The first depiction of women wearing bras is dated to Ancient Greece. Wall paintings depict women wearing bandeau-like tops (for support—or to cover up!) while playing sports. The evolution of bra continued in the 16th century when the corset was invented and used as the main piece de resistance in all the wealthy women’s outfits. They flattened women’s breasts, pushing them upward—almost to the point where they were falling out of their dresses. In the late 19th century a shift was made from the corset to what we call now a girdle.
1869 is the year when the modern bra is born, as the corset is separated into two separate undergarments. 1907 marks the year of brassiere’s birth, the word is first used by Vogue. Mary Phelps Jacob was the first woman who invented the modern brassiere for more comfort and uses in 1910. The production of brassieres shortened to the common “bra” ramped up starting with the 1930s and cup sizes became a thing. WWII changed not just the entire world of men but also women’s looks, especially with the new torpedo-shaped bra. Push-ups bras became popular in the ‘60s when a Canadian company just had its first design and production of the kind. As exercising became more popular among women in the ‘70s a sportier bra called “jog bra” was in need for those more active. In the ‘90s Madonna wore one of her most iconic looks yet: A Jean-Paul Gaultier-designed pink cone bra during one of her music tours. In the early ’00s, the bras were already a fashion statement to the ladies and some of the most expensive pieces were encrusted with rubies and diamonds to give a glamorous look.
When fashion insiders or celebs endorse them with their latest stream of outfits, though, it solidifies the trend as one that will translate from the runway to real life. And that’s exactly what is happening right now with the exposed bra trend.
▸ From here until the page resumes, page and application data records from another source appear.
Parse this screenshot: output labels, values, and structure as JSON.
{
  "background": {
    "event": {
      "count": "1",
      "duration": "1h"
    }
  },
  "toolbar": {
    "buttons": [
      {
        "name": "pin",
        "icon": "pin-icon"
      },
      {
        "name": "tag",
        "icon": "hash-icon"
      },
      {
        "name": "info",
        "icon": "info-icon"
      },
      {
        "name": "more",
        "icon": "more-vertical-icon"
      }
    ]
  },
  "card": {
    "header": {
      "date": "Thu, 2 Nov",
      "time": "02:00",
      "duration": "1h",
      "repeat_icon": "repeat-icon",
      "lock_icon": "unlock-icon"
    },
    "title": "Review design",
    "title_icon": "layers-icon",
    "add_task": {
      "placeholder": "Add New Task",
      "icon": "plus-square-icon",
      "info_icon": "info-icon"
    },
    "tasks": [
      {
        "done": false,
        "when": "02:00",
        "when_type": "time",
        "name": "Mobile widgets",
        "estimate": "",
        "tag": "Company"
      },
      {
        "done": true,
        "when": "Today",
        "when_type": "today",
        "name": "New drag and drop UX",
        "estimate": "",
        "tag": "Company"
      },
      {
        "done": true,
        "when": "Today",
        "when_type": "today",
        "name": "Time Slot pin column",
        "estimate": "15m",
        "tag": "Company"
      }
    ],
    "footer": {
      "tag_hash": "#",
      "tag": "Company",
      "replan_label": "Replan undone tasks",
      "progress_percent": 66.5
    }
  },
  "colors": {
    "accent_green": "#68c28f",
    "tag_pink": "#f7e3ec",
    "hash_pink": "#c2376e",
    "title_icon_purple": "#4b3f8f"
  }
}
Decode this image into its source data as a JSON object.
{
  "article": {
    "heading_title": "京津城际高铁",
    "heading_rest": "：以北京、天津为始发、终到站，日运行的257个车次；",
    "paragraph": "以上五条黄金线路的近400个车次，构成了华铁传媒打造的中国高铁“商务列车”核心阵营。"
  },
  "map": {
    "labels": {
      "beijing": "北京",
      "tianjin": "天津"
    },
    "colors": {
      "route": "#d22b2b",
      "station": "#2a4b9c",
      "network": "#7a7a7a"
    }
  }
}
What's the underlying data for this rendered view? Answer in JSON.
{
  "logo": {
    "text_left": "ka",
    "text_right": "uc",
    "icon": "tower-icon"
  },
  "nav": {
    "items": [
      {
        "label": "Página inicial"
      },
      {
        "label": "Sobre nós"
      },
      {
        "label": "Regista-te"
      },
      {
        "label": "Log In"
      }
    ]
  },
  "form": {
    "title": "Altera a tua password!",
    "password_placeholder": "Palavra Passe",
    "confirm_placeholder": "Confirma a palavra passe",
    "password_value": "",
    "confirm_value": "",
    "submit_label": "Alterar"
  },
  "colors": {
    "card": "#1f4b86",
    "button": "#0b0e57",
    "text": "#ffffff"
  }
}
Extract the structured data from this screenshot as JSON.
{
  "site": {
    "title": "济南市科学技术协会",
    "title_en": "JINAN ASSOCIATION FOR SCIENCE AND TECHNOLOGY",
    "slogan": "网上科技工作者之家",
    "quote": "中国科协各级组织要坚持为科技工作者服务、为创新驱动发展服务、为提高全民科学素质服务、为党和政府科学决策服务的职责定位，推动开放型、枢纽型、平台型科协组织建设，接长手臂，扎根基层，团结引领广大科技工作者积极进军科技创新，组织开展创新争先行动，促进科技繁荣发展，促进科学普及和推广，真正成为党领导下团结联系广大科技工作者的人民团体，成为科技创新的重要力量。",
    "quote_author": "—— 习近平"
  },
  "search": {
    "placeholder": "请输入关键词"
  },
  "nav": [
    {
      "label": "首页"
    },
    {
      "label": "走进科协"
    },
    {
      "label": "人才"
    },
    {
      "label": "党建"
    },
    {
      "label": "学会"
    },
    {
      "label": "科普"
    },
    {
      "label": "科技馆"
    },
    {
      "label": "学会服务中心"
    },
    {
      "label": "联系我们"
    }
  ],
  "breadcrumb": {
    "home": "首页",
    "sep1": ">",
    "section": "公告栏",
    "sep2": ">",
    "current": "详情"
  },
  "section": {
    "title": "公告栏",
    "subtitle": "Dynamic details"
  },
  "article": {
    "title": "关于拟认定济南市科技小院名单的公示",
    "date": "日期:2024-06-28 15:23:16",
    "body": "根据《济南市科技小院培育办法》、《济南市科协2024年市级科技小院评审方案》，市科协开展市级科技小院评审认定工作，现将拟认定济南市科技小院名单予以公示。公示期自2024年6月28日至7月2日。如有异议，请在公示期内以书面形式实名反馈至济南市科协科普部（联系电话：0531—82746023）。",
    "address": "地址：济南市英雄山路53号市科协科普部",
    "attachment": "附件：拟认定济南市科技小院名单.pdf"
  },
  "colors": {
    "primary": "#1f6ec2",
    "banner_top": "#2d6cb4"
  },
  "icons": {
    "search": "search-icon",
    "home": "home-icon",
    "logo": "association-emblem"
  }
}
While it sounds tricky to pull off IRL, there has been plenty of evidence that it’s about to blow up. This year, bras are meant to be SEEN. Givenchy, Dion Lee, Courreges and Maryam Nassir Zadeh showed bra tops on the runway.
Now that you’re all set and informed about the latest ten fashion trends in women’s life before their 30’s it’s time to take a tour of our marketplace and choose from a large selection of ladies wear for this upcoming season or create your own fashion e-shop and earn extra money.
Enjoy the summer vibes!